The show needs more holy relics, like the viophonograph Laurie Anderson performed with in 1977. She customized the violin to spin a record on its body that she could then "play" with a record needle attached to the bow. Genuflect before the art-rock offspring that is David Byrne's 7.5-foot-square Polaroid composite portrait of his band Talking Heads for the cover of their 1978 album More Songs About Buildings and Food, which may pre-date David Hockney's exploration of the same photo technique. Feel the joy in Malick Sidibé's photos of hipsters posing with records in Mali music clubs in the '60s and '70s.

The coolest stuff here is a collection of fake album covers and cardboard records that a DC teen named Mike Stevens painted from '69 to '76 for his fictitious soul superstar alter ego Mingering Mike. Titles like Joseph War: Ghetto Prince, United States of America Puppet Force: You Only Know What They Tell You, I'm Superman, Boogie Down at the White House, and, with a wink, Can Minger Mike Stevens Really Sing provide a passionate fan's folk-art funhouse-mirror reflection of America.

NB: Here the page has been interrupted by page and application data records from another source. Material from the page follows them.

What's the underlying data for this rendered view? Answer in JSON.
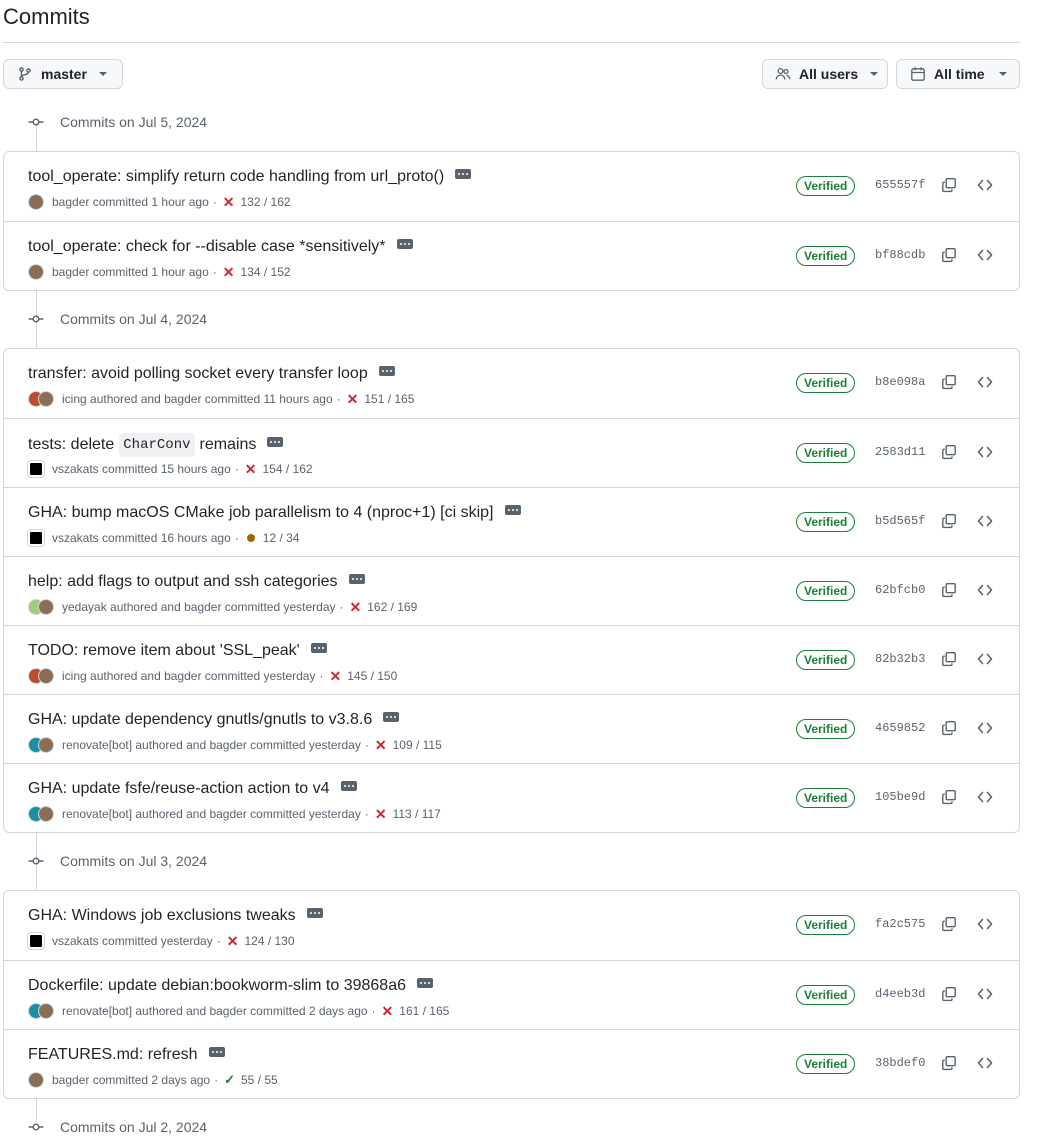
{
  "page": {
    "title": "Commits"
  },
  "filters": {
    "branch": "master",
    "users": "All users",
    "time": "All time"
  },
  "days": [
    {
      "label": "Commits on Jul 5, 2024",
      "commits": [
        {
          "title": "tool_operate: simplify return code handling from url_proto()",
          "avatars": [
            "bagder"
          ],
          "meta": "bagder committed 1 hour ago",
          "ci": "fail",
          "checks": "132 / 162",
          "verified": "Verified",
          "sha": "655557f"
        },
        {
          "title": "tool_operate: check for --disable case *sensitively*",
          "avatars": [
            "bagder"
          ],
          "meta": "bagder committed 1 hour ago",
          "ci": "fail",
          "checks": "134 / 152",
          "verified": "Verified",
          "sha": "bf88cdb"
        }
      ]
    },
    {
      "label": "Commits on Jul 4, 2024",
      "commits": [
        {
          "title": "transfer: avoid polling socket every transfer loop",
          "avatars": [
            "icing",
            "bagder"
          ],
          "meta": "icing authored and bagder committed 11 hours ago",
          "ci": "fail",
          "checks": "151 / 165",
          "verified": "Verified",
          "sha": "b8e098a"
        },
        {
          "title": "tests: delete",
          "title_code": "CharConv",
          "title_after": "remains",
          "avatars": [
            "vszakats"
          ],
          "meta": "vszakats committed 15 hours ago",
          "ci": "fail",
          "checks": "154 / 162",
          "verified": "Verified",
          "sha": "2583d11"
        },
        {
          "title": "GHA: bump macOS CMake job parallelism to 4 (nproc+1) [ci skip]",
          "avatars": [
            "vszakats"
          ],
          "meta": "vszakats committed 16 hours ago",
          "ci": "pending",
          "checks": "12 / 34",
          "verified": "Verified",
          "sha": "b5d565f"
        },
        {
          "title": "help: add flags to output and ssh categories",
          "avatars": [
            "yedayak",
            "bagder"
          ],
          "meta": "yedayak authored and bagder committed yesterday",
          "ci": "fail",
          "checks": "162 / 169",
          "verified": "Verified",
          "sha": "62bfcb0"
        },
        {
          "title": "TODO: remove item about 'SSL_peak'",
          "avatars": [
            "icing",
            "bagder"
          ],
          "meta": "icing authored and bagder committed yesterday",
          "ci": "fail",
          "checks": "145 / 150",
          "verified": "Verified",
          "sha": "82b32b3"
        },
        {
          "title": "GHA: update dependency gnutls/gnutls to v3.8.6",
          "avatars": [
            "renovate",
            "bagder"
          ],
          "meta": "renovate[bot] authored and bagder committed yesterday",
          "ci": "fail",
          "checks": "109 / 115",
          "verified": "Verified",
          "sha": "4659852"
        },
        {
          "title": "GHA: update fsfe/reuse-action action to v4",
          "avatars": [
            "renovate",
            "bagder"
          ],
          "meta": "renovate[bot] authored and bagder committed yesterday",
          "ci": "fail",
          "checks": "113 / 117",
          "verified": "Verified",
          "sha": "105be9d"
        }
      ]
    },
    {
      "label": "Commits on Jul 3, 2024",
      "commits": [
        {
          "title": "GHA: Windows job exclusions tweaks",
          "avatars": [
            "vszakats"
          ],
          "meta": "vszakats committed yesterday",
          "ci": "fail",
          "checks": "124 / 130",
          "verified": "Verified",
          "sha": "fa2c575"
        },
        {
          "title": "Dockerfile: update debian:bookworm-slim to 39868a6",
          "avatars": [
            "renovate",
            "bagder"
          ],
          "meta": "renovate[bot] authored and bagder committed 2 days ago",
          "ci": "fail",
          "checks": "161 / 165",
          "verified": "Verified",
          "sha": "d4eeb3d"
        },
        {
          "title": "FEATURES.md: refresh",
          "avatars": [
            "bagder"
          ],
          "meta": "bagder committed 2 days ago",
          "ci": "success",
          "checks": "55 / 55",
          "verified": "Verified",
          "sha": "38bdef0"
        }
      ]
    },
    {
      "label": "Commits on Jul 2, 2024",
      "commits": []
    }
  ],
  "colors": {
    "verified": "#1a7f37",
    "fail": "#d1242f",
    "pending": "#9a6700",
    "muted": "#59636e",
    "border": "#d0d7de"
  },
  "icons": {
    "branch": "git-branch-icon",
    "users": "people-icon",
    "time": "calendar-icon",
    "commit": "git-commit-icon",
    "copy": "copy-icon",
    "browse": "code-icon",
    "ellipsis": "kebab-ellipsis-icon"
  }
}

“Catherine Opie: Empty and Full”
“The Record: Contemporary Art and Vinyl”
Institute of Contemporary Art, 100 Northern AVE, Boston | through September 5

Read Greg Cook's blog at gregcookland.com/journal. 

< prev  1  |  2  |  3  | 
  Topics: Museum And Gallery , Institute of Contemporary Art, Institute of Contemporary Art, art reviews,  More more >
| More


Most Popular
ARTICLES BY GREG COOK
Share this entry with Delicious
  •   LIFE IS A CARNIVAL  |  August 27, 2014
    To run away with the circus — it’s a glamorous metaphor for “leaving a dull life for a colorful one.”
  •   A WORLD GONE WRONG  |  August 20, 2014
    The skies always seem threatening in Jennifer Hrabota Lesser’s paintings.
  •   OUTWARD AND INWARD  |  August 06, 2014
    A couple years or so back, Samuel Denoncour spent a year traveling alone across these United States.
  •   BEAUTY AND RUIN  |  July 30, 2014
    You’ve surely seen Providence painter Agustín Patiño’s work.
  •   EVOLVING PERSPECTIVES  |  July 23, 2014
    Somewhere around the 1950s, Florence Leif drastically changed her style.

 See all articles by: GREG COOK